A novel energy-motion model for continuous sEMG decoding: from muscle energy to motor pattern
2020-05-06T23:34:52Z (GMT) by
Myoelectric prosthetic hands create the possibility for amputees to control their prosthetics like native hands. However, user acceptance of the extant myoelectric prostheses is low. Unnatural control, lack of sufficient feedback, and insufficient functionality are cited as primary reasons. Recently, although many multiple degrees-of-freedom (DOF) prosthetic hands and tactile-sensitive electronic skins have been developed, no non-invasive myoelectric interfaces can decode both forces and motions for five-fingers independently and simultaneously. This paper proposes a myoelectric interface based on energy allocation and fictitious forces hypothesis by mimicking the natural neuromuscular system. The energy-based interface uses a kind of continuous “energy mode” in the level of the entire hand. According to tasks itself, each energy mode can adaptively and simultaneously implement multiple hand motions and exerting continuous forces for a single finger. Also, a few learned energy modes could extend to the unlearned energy mode, highlighting the extensibility of this interface. We evaluate the proposed system through off-line analysis and operational experiments performed on the expression of the unlearned hand motions, the amount of finger energy, and real-time control. With active exploration, the participant was proficient at exerting just enough energy to five fingers on “fragile” or “heavy” objects independently, proportionally, and simultaneously in real-time.

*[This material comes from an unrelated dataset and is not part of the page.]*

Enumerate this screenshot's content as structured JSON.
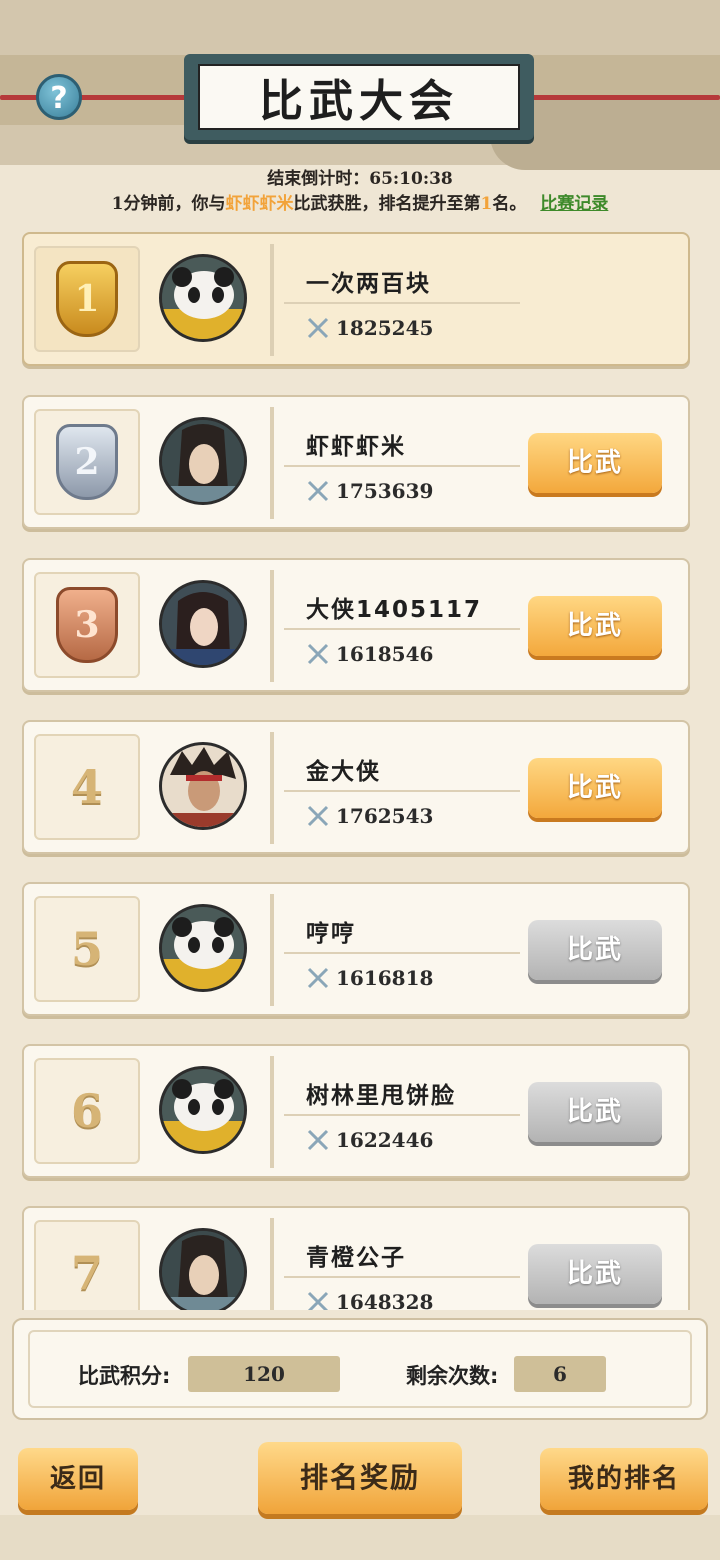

The main contribution of this paper is proposing the bionic energy-motion model of hand: decoding a few muscle-energy modes of the human hand (only ten modes in this paper) map massive tasks of bionic hand.